**INSTRUCTIONS TO FOLLOW**
Among the entries below, count the lines that contain the word "أذكار". Write down only the total.
# # #
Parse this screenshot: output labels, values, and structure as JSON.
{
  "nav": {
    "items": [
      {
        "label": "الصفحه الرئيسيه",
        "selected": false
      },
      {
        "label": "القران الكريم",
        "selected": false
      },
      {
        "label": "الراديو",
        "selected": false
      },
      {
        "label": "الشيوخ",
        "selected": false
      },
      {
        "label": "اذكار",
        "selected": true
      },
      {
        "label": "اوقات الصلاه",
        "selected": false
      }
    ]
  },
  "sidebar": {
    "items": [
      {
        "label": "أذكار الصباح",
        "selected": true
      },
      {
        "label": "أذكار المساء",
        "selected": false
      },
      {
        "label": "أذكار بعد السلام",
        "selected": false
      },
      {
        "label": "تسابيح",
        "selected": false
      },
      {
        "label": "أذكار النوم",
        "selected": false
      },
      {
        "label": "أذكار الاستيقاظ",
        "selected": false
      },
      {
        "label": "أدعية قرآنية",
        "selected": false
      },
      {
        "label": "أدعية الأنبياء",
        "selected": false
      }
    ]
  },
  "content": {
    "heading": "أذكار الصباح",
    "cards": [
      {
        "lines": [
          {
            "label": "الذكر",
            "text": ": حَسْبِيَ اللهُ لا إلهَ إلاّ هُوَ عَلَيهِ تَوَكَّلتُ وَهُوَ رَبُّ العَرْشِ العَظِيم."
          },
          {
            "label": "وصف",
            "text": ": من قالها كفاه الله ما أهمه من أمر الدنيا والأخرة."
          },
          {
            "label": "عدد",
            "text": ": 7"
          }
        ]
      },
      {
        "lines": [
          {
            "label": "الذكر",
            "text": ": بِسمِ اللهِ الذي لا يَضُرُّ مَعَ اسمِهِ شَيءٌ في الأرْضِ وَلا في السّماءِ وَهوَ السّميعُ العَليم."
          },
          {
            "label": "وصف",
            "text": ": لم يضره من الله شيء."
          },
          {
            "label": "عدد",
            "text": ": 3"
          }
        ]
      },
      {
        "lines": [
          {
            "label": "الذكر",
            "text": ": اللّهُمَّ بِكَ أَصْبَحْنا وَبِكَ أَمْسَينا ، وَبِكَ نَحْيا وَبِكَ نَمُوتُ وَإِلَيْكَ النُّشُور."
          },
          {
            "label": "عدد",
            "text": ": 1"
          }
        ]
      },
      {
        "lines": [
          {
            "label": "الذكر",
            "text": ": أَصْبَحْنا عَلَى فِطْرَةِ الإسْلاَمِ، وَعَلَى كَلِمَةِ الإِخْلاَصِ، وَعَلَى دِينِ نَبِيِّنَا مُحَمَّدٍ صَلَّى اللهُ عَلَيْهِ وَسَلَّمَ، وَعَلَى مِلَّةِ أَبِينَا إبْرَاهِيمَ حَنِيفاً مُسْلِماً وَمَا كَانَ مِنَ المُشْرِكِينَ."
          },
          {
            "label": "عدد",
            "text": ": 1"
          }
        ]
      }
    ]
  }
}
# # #
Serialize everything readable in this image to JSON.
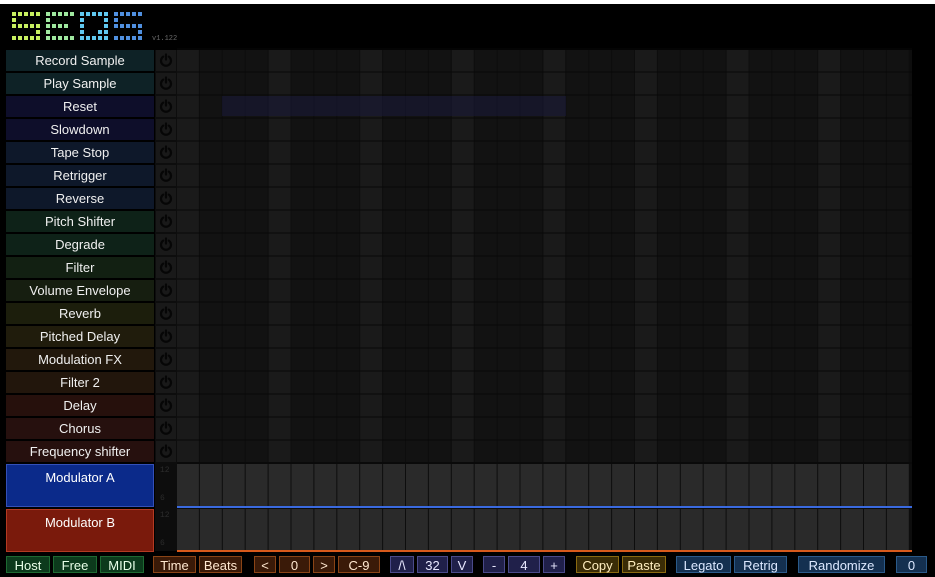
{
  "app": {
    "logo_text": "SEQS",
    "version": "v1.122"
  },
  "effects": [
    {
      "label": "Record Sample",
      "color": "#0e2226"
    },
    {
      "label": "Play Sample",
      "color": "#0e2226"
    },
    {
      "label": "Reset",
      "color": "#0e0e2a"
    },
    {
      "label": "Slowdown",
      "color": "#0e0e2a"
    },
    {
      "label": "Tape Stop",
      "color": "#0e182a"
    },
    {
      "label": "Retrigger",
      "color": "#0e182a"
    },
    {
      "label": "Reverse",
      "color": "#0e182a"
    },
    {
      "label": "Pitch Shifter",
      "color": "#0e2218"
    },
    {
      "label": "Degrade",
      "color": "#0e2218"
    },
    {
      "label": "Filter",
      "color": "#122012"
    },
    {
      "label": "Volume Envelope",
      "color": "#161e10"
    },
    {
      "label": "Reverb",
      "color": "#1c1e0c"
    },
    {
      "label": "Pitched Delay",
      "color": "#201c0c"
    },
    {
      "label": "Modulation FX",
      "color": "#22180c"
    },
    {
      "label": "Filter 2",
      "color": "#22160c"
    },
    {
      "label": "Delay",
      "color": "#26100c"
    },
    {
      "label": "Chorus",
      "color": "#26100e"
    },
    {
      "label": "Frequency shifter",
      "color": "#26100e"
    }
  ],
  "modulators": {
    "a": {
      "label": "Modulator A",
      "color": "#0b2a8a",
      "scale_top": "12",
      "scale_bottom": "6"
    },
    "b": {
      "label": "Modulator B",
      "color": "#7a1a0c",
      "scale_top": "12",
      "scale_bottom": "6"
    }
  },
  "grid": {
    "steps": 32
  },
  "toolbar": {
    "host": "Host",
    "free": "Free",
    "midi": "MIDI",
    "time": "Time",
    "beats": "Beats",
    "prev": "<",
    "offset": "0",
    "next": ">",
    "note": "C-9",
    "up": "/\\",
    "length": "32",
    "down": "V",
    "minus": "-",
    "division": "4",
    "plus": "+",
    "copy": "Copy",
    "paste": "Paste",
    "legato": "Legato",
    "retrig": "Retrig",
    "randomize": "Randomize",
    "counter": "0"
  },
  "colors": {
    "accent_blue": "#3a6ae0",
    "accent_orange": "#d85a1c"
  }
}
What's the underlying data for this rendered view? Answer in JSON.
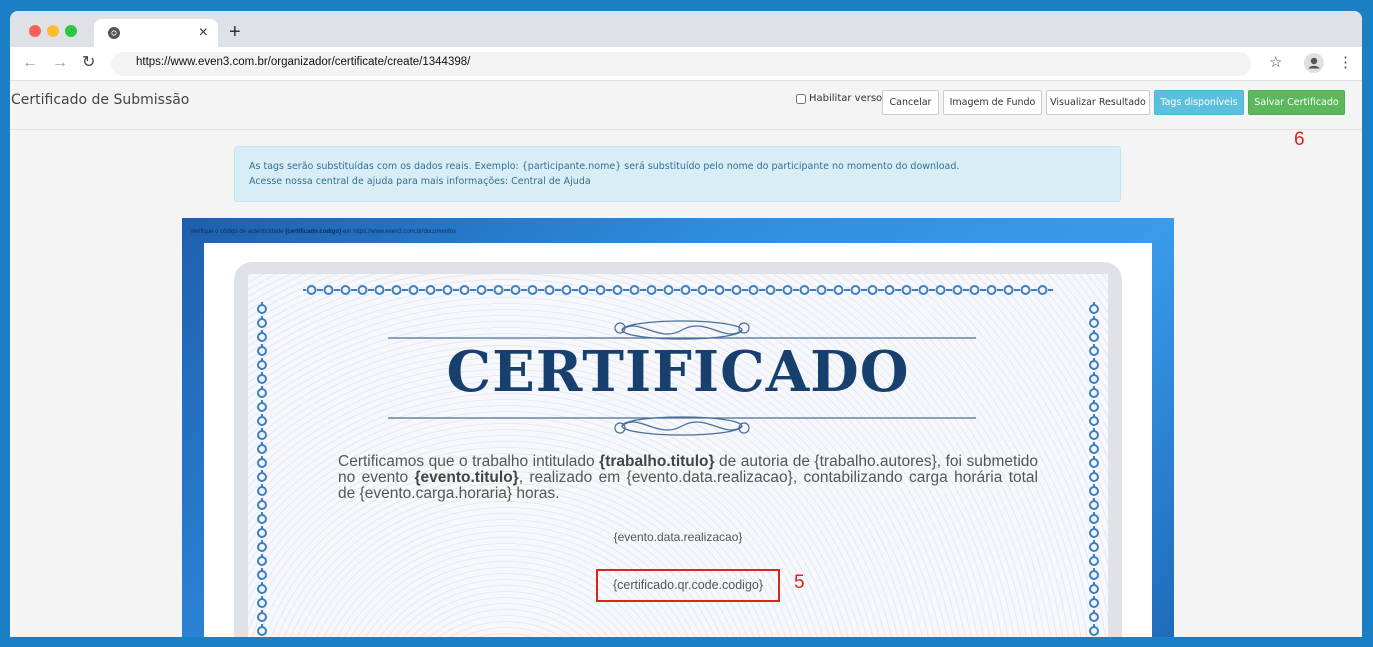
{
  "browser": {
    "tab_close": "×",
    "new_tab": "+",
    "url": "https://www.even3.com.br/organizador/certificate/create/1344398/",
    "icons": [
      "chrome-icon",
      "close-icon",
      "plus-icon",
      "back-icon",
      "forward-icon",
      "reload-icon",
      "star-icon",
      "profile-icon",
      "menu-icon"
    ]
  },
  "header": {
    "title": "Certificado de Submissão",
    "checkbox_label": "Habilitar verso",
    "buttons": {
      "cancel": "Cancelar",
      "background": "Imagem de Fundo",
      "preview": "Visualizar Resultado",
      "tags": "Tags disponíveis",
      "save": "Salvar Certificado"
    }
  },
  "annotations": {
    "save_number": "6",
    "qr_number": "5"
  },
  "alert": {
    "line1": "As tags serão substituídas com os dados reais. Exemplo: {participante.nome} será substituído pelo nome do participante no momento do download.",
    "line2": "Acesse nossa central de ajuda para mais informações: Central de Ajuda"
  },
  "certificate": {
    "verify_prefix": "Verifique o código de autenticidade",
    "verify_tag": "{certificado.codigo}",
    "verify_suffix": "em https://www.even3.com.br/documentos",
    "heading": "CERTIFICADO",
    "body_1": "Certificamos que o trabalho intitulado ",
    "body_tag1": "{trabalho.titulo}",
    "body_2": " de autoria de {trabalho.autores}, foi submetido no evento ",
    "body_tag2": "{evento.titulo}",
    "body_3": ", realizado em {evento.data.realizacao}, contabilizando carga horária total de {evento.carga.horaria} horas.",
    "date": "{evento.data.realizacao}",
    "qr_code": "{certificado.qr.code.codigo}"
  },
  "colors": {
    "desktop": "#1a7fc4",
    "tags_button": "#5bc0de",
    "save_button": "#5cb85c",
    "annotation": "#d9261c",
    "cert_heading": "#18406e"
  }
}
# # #
**OUTPUT FOR THIS EXERCISE**
6